As with any other form of gambling, the lottery has its critics. Some people claim that the lottery is addictive and can damage families’ financial health. Moreover, there are many cases of people who have won huge amounts and found themselves worse off financially than they were before. However, these criticisms usually focus on the specific features of the lottery rather than its desirability as a means of raising funds.
The growth of the lottery in the post-World War II period enabled states to expand their social safety nets without imposing especially onerous taxes on the middle and working classes. But that arrangement may be coming to an end, as inflation has outpaced the growth of tax revenues.

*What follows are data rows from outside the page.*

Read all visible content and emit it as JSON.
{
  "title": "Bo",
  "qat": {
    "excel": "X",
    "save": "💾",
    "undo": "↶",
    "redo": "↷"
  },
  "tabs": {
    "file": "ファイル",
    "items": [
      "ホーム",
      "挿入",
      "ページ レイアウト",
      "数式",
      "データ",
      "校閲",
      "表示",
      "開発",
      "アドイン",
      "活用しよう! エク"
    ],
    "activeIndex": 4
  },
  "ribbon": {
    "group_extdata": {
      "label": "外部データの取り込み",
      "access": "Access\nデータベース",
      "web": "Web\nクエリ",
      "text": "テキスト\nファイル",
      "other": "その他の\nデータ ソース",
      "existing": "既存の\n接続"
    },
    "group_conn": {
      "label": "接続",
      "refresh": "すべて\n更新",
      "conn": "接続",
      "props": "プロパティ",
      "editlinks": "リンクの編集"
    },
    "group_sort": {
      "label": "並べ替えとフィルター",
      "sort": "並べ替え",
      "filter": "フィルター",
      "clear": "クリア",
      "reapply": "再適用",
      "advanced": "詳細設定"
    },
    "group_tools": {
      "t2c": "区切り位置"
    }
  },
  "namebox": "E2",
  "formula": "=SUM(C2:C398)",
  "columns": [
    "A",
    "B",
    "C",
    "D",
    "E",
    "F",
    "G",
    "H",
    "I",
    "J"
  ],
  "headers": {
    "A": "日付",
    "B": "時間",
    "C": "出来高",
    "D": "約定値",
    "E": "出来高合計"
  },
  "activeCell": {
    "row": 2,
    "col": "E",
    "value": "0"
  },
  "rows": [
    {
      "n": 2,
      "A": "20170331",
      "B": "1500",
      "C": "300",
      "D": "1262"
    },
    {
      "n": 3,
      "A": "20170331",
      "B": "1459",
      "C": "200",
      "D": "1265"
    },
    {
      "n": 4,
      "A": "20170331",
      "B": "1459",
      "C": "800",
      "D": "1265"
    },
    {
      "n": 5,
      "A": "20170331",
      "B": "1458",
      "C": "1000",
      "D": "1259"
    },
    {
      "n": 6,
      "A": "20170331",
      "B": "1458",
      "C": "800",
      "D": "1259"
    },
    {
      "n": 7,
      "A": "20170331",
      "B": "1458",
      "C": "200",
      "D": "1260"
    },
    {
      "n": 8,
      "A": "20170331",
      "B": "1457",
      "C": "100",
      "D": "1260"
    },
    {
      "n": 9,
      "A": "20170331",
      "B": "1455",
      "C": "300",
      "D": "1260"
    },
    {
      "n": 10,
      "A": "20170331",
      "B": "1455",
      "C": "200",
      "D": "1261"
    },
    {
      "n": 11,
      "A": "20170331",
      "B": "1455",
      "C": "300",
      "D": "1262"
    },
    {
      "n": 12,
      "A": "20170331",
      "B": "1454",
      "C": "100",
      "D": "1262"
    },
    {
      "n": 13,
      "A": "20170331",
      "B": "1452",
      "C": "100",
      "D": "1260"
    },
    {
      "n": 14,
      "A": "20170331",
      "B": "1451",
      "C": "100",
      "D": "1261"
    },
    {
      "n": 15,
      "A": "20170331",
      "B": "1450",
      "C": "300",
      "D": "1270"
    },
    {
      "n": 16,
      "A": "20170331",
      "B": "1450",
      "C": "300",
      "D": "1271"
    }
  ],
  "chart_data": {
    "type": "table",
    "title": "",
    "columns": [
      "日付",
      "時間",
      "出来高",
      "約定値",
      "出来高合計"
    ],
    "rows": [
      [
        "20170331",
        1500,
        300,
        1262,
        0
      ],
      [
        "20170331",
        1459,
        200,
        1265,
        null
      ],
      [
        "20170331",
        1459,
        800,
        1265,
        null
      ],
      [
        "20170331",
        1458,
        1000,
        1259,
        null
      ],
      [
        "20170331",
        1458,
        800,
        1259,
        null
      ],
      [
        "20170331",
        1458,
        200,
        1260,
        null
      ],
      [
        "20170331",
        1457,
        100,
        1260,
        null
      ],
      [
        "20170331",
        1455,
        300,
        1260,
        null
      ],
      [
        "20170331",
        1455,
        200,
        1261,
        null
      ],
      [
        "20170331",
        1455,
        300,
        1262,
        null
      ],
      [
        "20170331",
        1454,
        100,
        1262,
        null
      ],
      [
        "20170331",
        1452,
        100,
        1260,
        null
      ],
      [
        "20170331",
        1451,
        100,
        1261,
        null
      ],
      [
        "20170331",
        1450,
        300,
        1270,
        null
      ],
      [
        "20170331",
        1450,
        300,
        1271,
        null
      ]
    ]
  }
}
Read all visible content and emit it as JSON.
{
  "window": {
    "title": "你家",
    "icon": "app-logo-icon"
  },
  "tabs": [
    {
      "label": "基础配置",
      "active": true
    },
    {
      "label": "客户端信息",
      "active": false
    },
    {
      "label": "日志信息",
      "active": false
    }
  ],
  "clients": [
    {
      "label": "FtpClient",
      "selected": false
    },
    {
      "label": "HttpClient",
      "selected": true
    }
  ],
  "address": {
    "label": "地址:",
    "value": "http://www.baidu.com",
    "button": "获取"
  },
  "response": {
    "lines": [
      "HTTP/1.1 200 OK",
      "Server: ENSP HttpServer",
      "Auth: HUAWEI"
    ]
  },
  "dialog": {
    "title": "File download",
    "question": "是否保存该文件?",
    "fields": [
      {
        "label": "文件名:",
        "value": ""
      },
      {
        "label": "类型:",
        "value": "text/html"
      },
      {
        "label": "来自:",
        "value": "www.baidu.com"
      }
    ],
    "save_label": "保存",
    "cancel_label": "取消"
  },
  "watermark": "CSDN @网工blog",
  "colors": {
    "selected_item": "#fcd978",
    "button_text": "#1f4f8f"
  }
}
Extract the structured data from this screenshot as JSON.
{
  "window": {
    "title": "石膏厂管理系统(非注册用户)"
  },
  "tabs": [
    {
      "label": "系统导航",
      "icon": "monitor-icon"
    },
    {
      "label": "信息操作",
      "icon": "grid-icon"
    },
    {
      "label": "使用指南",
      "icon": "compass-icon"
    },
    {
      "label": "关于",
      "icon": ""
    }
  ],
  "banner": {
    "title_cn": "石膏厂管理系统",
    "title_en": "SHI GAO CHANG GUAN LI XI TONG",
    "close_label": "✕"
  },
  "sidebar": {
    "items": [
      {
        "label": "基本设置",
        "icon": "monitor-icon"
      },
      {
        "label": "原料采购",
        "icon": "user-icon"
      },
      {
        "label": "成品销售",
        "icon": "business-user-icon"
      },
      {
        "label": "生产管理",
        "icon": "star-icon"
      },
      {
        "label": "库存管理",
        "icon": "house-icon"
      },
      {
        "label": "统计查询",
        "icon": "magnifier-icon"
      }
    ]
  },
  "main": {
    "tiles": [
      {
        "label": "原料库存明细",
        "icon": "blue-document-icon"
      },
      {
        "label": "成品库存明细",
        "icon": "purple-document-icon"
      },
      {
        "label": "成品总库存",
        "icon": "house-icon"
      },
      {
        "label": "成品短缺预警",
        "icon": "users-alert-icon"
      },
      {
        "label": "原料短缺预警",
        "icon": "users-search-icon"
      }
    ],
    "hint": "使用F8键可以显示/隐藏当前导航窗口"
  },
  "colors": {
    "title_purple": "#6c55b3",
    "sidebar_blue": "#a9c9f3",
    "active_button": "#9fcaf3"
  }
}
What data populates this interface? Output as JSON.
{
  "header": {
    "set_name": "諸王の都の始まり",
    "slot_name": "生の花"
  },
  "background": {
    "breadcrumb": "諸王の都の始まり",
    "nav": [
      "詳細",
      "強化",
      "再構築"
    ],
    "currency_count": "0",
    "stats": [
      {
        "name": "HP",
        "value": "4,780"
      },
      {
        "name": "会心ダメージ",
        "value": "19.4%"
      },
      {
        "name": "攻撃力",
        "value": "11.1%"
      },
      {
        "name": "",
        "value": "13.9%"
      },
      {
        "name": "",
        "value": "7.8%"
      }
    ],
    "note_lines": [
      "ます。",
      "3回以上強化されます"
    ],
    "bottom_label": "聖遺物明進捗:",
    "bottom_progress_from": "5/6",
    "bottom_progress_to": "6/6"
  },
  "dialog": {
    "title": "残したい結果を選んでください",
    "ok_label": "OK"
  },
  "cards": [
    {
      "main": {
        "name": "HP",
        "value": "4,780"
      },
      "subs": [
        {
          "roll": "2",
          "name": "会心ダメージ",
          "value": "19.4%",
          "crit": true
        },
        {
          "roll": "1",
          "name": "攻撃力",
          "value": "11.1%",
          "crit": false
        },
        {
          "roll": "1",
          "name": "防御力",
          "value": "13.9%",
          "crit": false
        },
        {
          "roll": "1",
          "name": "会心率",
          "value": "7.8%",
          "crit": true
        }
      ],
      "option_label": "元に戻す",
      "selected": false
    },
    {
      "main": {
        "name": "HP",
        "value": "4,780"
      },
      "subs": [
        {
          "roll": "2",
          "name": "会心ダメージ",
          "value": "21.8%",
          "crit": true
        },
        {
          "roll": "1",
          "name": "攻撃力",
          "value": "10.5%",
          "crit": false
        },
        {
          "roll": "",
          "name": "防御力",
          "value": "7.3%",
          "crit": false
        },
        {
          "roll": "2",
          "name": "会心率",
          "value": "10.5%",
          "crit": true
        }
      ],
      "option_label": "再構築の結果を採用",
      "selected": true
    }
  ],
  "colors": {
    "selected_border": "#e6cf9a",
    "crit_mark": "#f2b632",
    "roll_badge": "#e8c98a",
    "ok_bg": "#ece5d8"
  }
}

In the face of this rising demand, state legislatures are considering new ways to raise money, including lotteries. But even if these new options can meet the growing demands, they are likely to spark additional criticisms. For example, there are concerns about the possible effects of these new lotteries on the social fabric and about the effectiveness of their advertising. Others point to the inherent problems with running a business that involves promoting gambling, which can have negative consequences for poor and problem gamblers alike. Ultimately, the question of whether or not to introduce a lottery depends on what its supporters want it to accomplish. It is essential to consider all of the potential costs and benefits before making a final decision. The choice is a complex and difficult one. But it is certainly worth a thoughtful debate.